From sorting to safety and compliance, artificial intelligence (AI) has become a critical component in food and beverage production, comprising a $3.1 billion market in 2020, with expectations of it reaching nearly $30 billion by 2026.1
Despite its promise, the increased use of AI and automation in the food and beverage industry creates greater risk of cybercrime.
A ransomware attack temporarily shut down most of JBS’ U.S. operations in 2021, stalling nearly a fifth of the nation’s beef, pork and poultry production.2 The hack was one of 40 similar cyberattacks on food and beverage companies in 2020.3
It’s all about control systems
Although network systems are always at risk, it’s the security over control systems — which regulate the work and production environment — that are particularly important when implementing AI or any computerized automation system. That’s because a cyberattack on a food production control system has the potential of compromising employee and food safety.
For instance, a hack into a chicken processing plant’s automated ovens may result in undercooked batches of chicken, causing an enormous food safety issue. Or a cyberhacker could lock freezers and refrigerators, demanding a ransom for reopening.
Going beyond standard security to protect control systems
Protecting control systems against cyberattacks and knowing how to recover after an incursion requires a holistic risk management strategy. Here’s six steps towards getting there:
- Segment the network: Separating the computer system that handles AI and control systems from the main network, when possible, helps contain attacks on the main network from spreading to the control system. This is particularly important if running old or unsupported machinery, or control systems software.
- Audit control systems security and implement anti-malware software: Anti-malware protection isn’t just for keeping accounts receivable from getting hijacked, it also helps keep control systems safe. A thorough security audit, vulnerability scan or penetration test of control systems will indicate where additional safeguards are needed.

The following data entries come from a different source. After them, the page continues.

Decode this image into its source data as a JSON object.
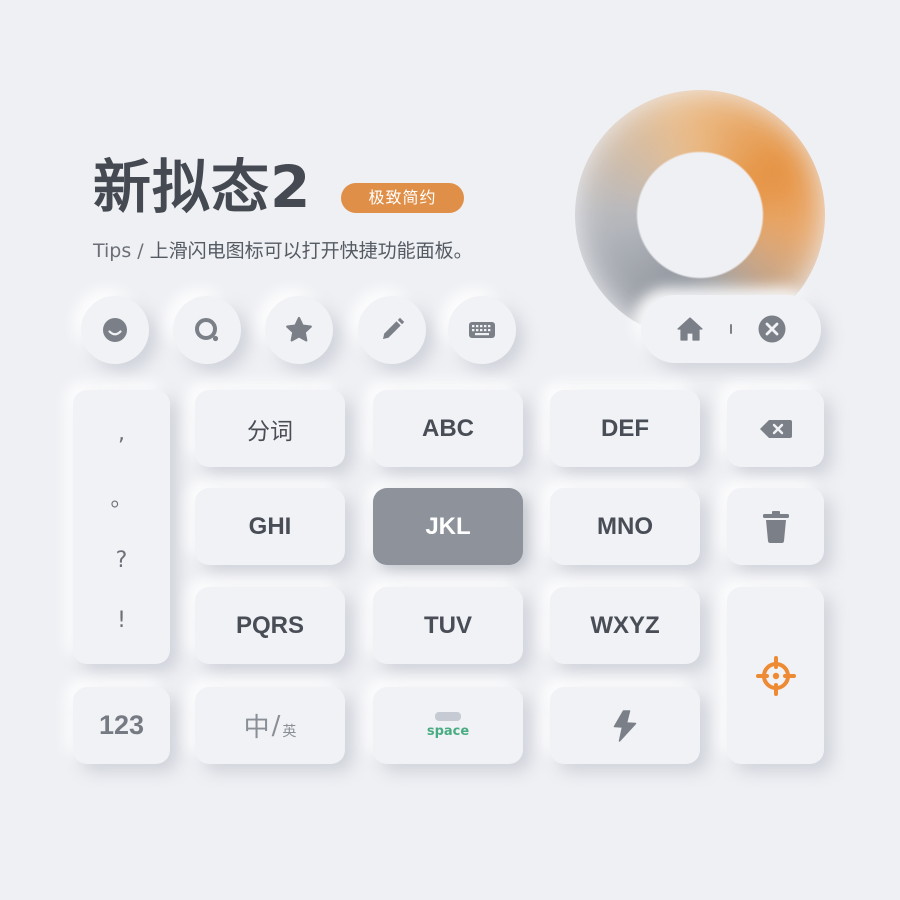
{
  "header": {
    "title": "新拟态2",
    "badge": "极致简约",
    "tips_label": "Tips",
    "tips_sep": "/",
    "tips_text": "上滑闪电图标可以打开快捷功能面板。"
  },
  "toolbar": {
    "icons": [
      "emoji-icon",
      "search-icon",
      "star-icon",
      "pencil-icon",
      "keyboard-icon"
    ]
  },
  "nav_pill": {
    "icons": [
      "home-icon",
      "close-icon"
    ]
  },
  "keyboard": {
    "punctuation": [
      ",",
      "。",
      "?",
      "!"
    ],
    "rows": [
      [
        "分词",
        "ABC",
        "DEF"
      ],
      [
        "GHI",
        "JKL",
        "MNO"
      ],
      [
        "PQRS",
        "TUV",
        "WXYZ"
      ]
    ],
    "active_key": "JKL",
    "num_label": "123",
    "lang": {
      "primary": "中",
      "slash": "/",
      "secondary": "英"
    },
    "space_label": "space",
    "right_column_icons": [
      "backspace-icon",
      "trash-icon",
      "crosshair-icon"
    ],
    "bottom_icons": [
      "lightning-icon"
    ]
  },
  "colors": {
    "background": "#eff0f4",
    "accent_orange": "#df8f47",
    "key_active": "#8d929b",
    "text_dark": "#484d56",
    "space_green": "#4aac82",
    "crosshair_orange": "#ee8a33"
  }
}
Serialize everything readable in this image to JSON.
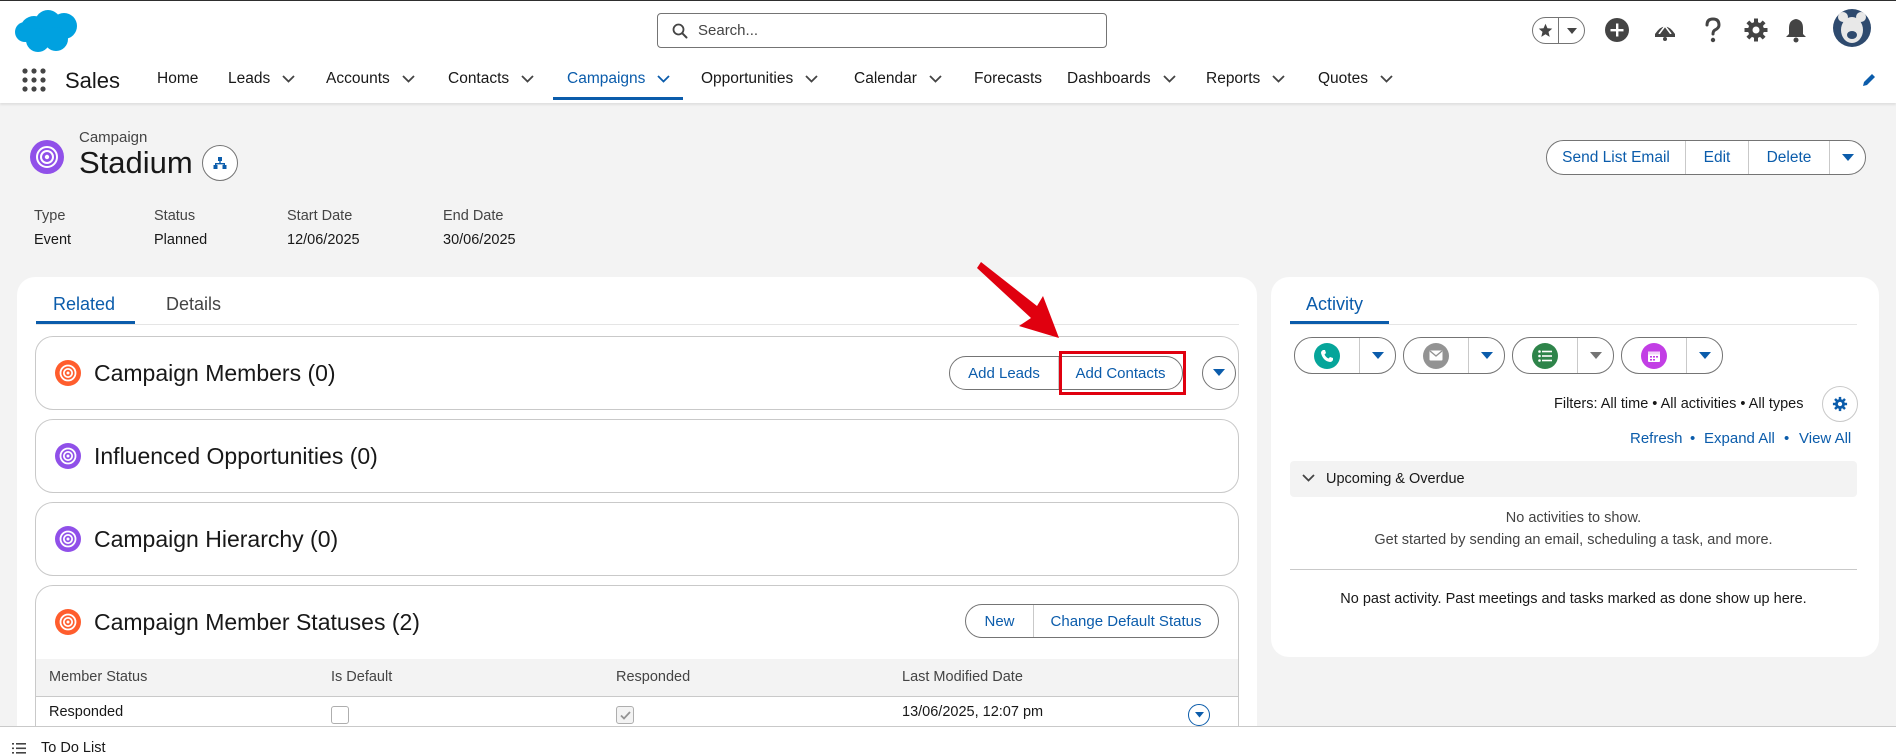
{
  "colors": {
    "brand_blue": "#0b5cab",
    "logo_blue": "#00a1e0",
    "campaign_purple": "#9050e9",
    "campaign_orange": "#ff5d2d",
    "call_green": "#06a59a",
    "task_green": "#2e844a",
    "event_purple": "#c23ee5",
    "email_gray": "#939393",
    "highlight_red": "#e0000f"
  },
  "header": {
    "logo_icon": "cloud-logo-icon",
    "search_placeholder": "Search..."
  },
  "nav": {
    "app_name": "Sales",
    "items": [
      {
        "label": "Home"
      },
      {
        "label": "Leads"
      },
      {
        "label": "Accounts"
      },
      {
        "label": "Contacts"
      },
      {
        "label": "Campaigns",
        "active": true
      },
      {
        "label": "Opportunities"
      },
      {
        "label": "Calendar"
      },
      {
        "label": "Forecasts"
      },
      {
        "label": "Dashboards"
      },
      {
        "label": "Reports"
      },
      {
        "label": "Quotes"
      }
    ]
  },
  "record": {
    "object_label": "Campaign",
    "title": "Stadium",
    "actions": [
      "Send List Email",
      "Edit",
      "Delete"
    ],
    "fields": [
      {
        "label": "Type",
        "value": "Event"
      },
      {
        "label": "Status",
        "value": "Planned"
      },
      {
        "label": "Start Date",
        "value": "12/06/2025"
      },
      {
        "label": "End Date",
        "value": "30/06/2025"
      }
    ]
  },
  "tabs": {
    "related": "Related",
    "details": "Details"
  },
  "related": {
    "members": {
      "title": "Campaign Members (0)",
      "add_leads": "Add Leads",
      "add_contacts": "Add Contacts"
    },
    "influenced": {
      "title": "Influenced Opportunities (0)"
    },
    "hierarchy": {
      "title": "Campaign Hierarchy (0)"
    },
    "statuses": {
      "title": "Campaign Member Statuses (2)",
      "new": "New",
      "change_default": "Change Default Status",
      "columns": [
        "Member Status",
        "Is Default",
        "Responded",
        "Last Modified Date"
      ],
      "rows": [
        {
          "status": "Responded",
          "is_default": false,
          "responded": true,
          "modified": "13/06/2025, 12:07 pm"
        }
      ]
    }
  },
  "activity": {
    "tab": "Activity",
    "filters": "Filters: All time • All activities • All types",
    "links": [
      "Refresh",
      "Expand All",
      "View All"
    ],
    "upcoming": "Upcoming & Overdue",
    "no_activities": "No activities to show.",
    "get_started": "Get started by sending an email, scheduling a task, and more.",
    "no_past": "No past activity. Past meetings and tasks marked as done show up here."
  },
  "footer": {
    "todo": "To Do List"
  }
}
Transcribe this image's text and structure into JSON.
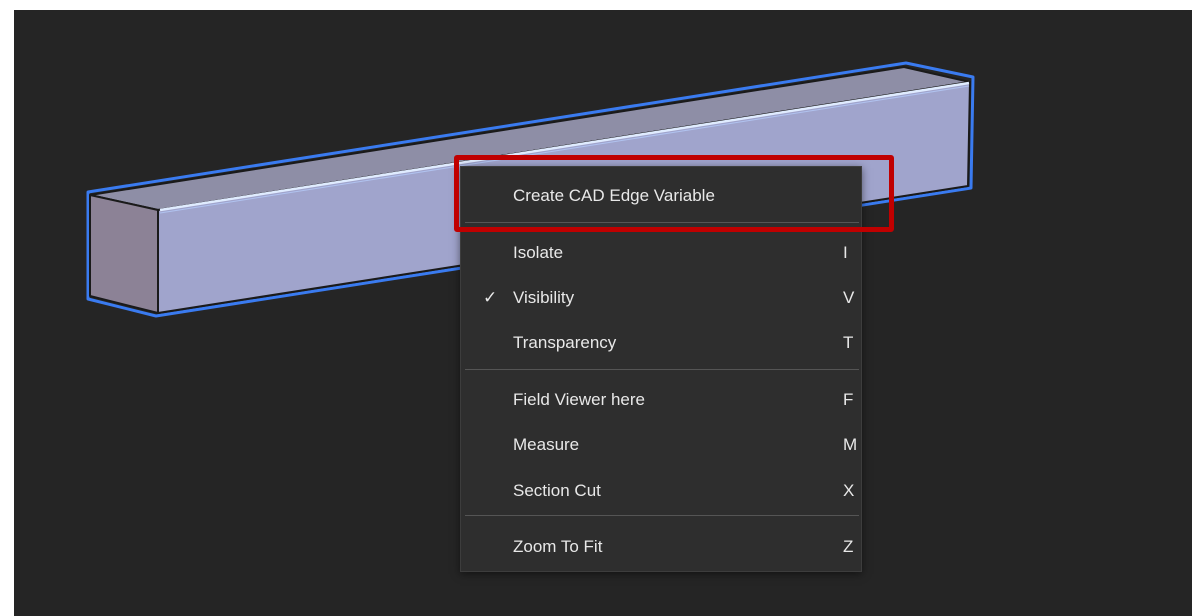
{
  "menu": {
    "items": [
      {
        "label": "Create CAD Edge Variable",
        "shortcut": "",
        "checked": false
      },
      {
        "label": "Isolate",
        "shortcut": "I",
        "checked": false
      },
      {
        "label": "Visibility",
        "shortcut": "V",
        "checked": true
      },
      {
        "label": "Transparency",
        "shortcut": "T",
        "checked": false
      },
      {
        "label": "Field Viewer here",
        "shortcut": "F",
        "checked": false
      },
      {
        "label": "Measure",
        "shortcut": "M",
        "checked": false
      },
      {
        "label": "Section Cut",
        "shortcut": "X",
        "checked": false
      },
      {
        "label": "Zoom To Fit",
        "shortcut": "Z",
        "checked": false
      }
    ],
    "check_glyph": "✓"
  },
  "colors": {
    "highlight": "#c00000",
    "selection_outline": "#3a7bf0",
    "beam_front": "#a0a4cc",
    "beam_top": "#8e8ea6",
    "beam_end": "#8c8296"
  }
}
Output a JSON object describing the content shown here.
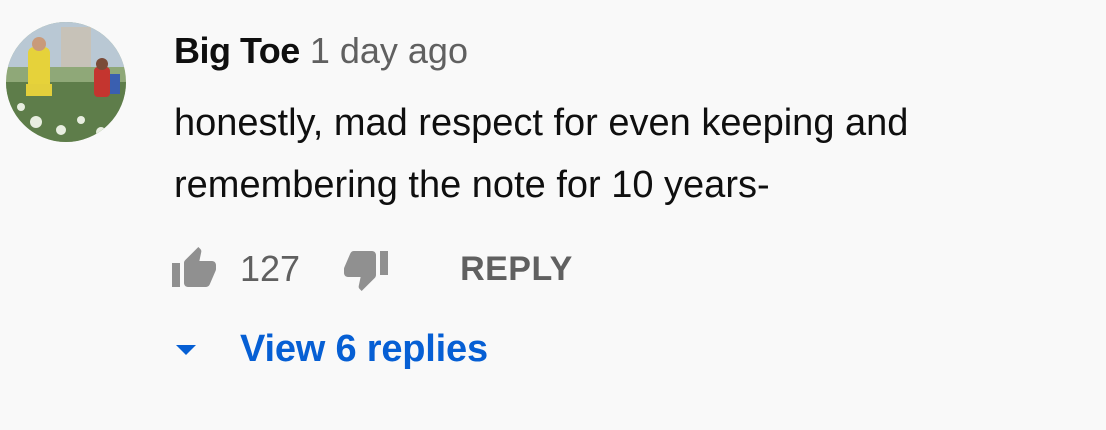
{
  "comment": {
    "author": "Big Toe",
    "timestamp": "1 day ago",
    "text_line1": "honestly, mad respect for even keeping and",
    "text_line2": "remembering the note for 10 years-",
    "avatar": "user-avatar-photo",
    "actions": {
      "like_icon": "thumbs-up-icon",
      "like_count": "127",
      "dislike_icon": "thumbs-down-icon",
      "reply_label": "REPLY"
    },
    "replies": {
      "toggle_icon": "caret-down-icon",
      "label": "View 6 replies"
    }
  },
  "colors": {
    "background": "#f9f9f9",
    "primary_text": "#0f0f0f",
    "secondary_text": "#606060",
    "link": "#065fd4"
  }
}
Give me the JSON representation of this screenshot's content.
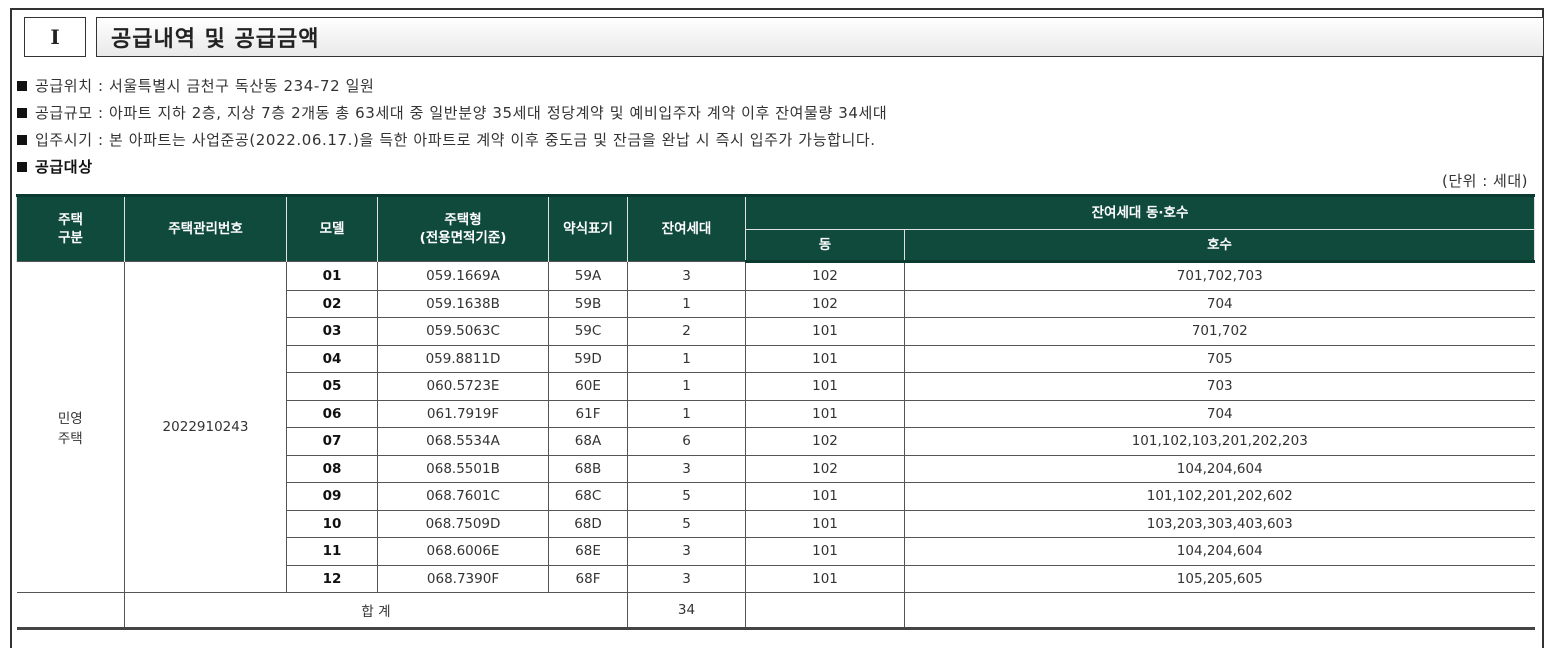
{
  "section": {
    "number": "I",
    "title": "공급내역 및 공급금액"
  },
  "bullets": [
    "공급위치 : 서울특별시 금천구 독산동 234-72 일원",
    "공급규모 : 아파트 지하 2층, 지상 7층 2개동 총 63세대 중 일반분양 35세대 정당계약 및 예비입주자 계약 이후 잔여물량 34세대",
    "입주시기 : 본 아파트는 사업준공(2022.06.17.)을 득한 아파트로 계약 이후 중도금 및 잔금을 완납 시 즉시 입주가 가능합니다."
  ],
  "subheading": "공급대상",
  "unit": "(단위 : 세대)",
  "table": {
    "headers": {
      "housing_type_l1": "주택",
      "housing_type_l2": "구분",
      "mgmt_no": "주택관리번호",
      "model": "모델",
      "house_type_l1": "주택형",
      "house_type_l2": "(전용면적기준)",
      "abbr": "약식표기",
      "remaining": "잔여세대",
      "remaining_units": "잔여세대 동·호수",
      "dong": "동",
      "ho": "호수"
    },
    "housing_type_l1": "민영",
    "housing_type_l2": "주택",
    "mgmt_no": "2022910243",
    "rows": [
      {
        "model": "01",
        "type": "059.1669A",
        "abbr": "59A",
        "remaining": "3",
        "dong": "102",
        "ho": "701,702,703"
      },
      {
        "model": "02",
        "type": "059.1638B",
        "abbr": "59B",
        "remaining": "1",
        "dong": "102",
        "ho": "704"
      },
      {
        "model": "03",
        "type": "059.5063C",
        "abbr": "59C",
        "remaining": "2",
        "dong": "101",
        "ho": "701,702"
      },
      {
        "model": "04",
        "type": "059.8811D",
        "abbr": "59D",
        "remaining": "1",
        "dong": "101",
        "ho": "705"
      },
      {
        "model": "05",
        "type": "060.5723E",
        "abbr": "60E",
        "remaining": "1",
        "dong": "101",
        "ho": "703"
      },
      {
        "model": "06",
        "type": "061.7919F",
        "abbr": "61F",
        "remaining": "1",
        "dong": "101",
        "ho": "704"
      },
      {
        "model": "07",
        "type": "068.5534A",
        "abbr": "68A",
        "remaining": "6",
        "dong": "102",
        "ho": "101,102,103,201,202,203"
      },
      {
        "model": "08",
        "type": "068.5501B",
        "abbr": "68B",
        "remaining": "3",
        "dong": "102",
        "ho": "104,204,604"
      },
      {
        "model": "09",
        "type": "068.7601C",
        "abbr": "68C",
        "remaining": "5",
        "dong": "101",
        "ho": "101,102,201,202,602"
      },
      {
        "model": "10",
        "type": "068.7509D",
        "abbr": "68D",
        "remaining": "5",
        "dong": "101",
        "ho": "103,203,303,403,603"
      },
      {
        "model": "11",
        "type": "068.6006E",
        "abbr": "68E",
        "remaining": "3",
        "dong": "101",
        "ho": "104,204,604"
      },
      {
        "model": "12",
        "type": "068.7390F",
        "abbr": "68F",
        "remaining": "3",
        "dong": "101",
        "ho": "105,205,605"
      }
    ],
    "total_label": "합  계",
    "total_value": "34"
  }
}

- Automate more than the control system: It’s important to monitor for and respond to advanced threats. Automated security protocols that include spam filters, website blockers and blocked applications can help identify and deter suspicious activity. Multi-factor authentication, endpoint detection and response tools, and security information and event management (SIEM) centralized log monitoring have become vital protections.
- Employee cybersecurity training: Whether it’s for a food and beverage operation’s primary computer network, its AI, or other control systems, the human element still remains the hardest to control. Training employees on cybersecurity threats and how to protect the organization is essential.
- Have a business continuity plan: A predefined recovery plan of the control system includes everything from identifying alternative suppliers to documenting manual workarounds for automated tasks. A comprehensive Business Continuity Management plan should include a cyber incident response plan and provide an integrated framework that builds organizational resilience.
- Get cyber insurance: Cyber insurance is a critical component of comprehensive risk management. Coverages include privacy and liability, ransomware and breach response, crime, business interruption, and technology errors and omissions (E&O). Underwriters often provide incident response resources including access to privacy attorneys, coaches to help the organization recover and forensic investigative firms.
Contact HUB’s Food and Agribusiness experts for more information on AI in the food and beverage industry & best practices for risk management and cyber coverage for your food business.
1 Mordor Intelligence, Artificial Intelligence (AI) in Food & Beverages Market - Growth, Trends, COVID-19 Impact, and Forecasts (2022 - 2027), accessed March 1, 2022.
2 Food Processing, “JBS Paid Hackers $11 Million in Response to Ransomware Attack,” June 10, 2021.
3 National Public Radio, “Why Agricultural Technology Is So Susceptible To Being Hacked,” June 2, 2021.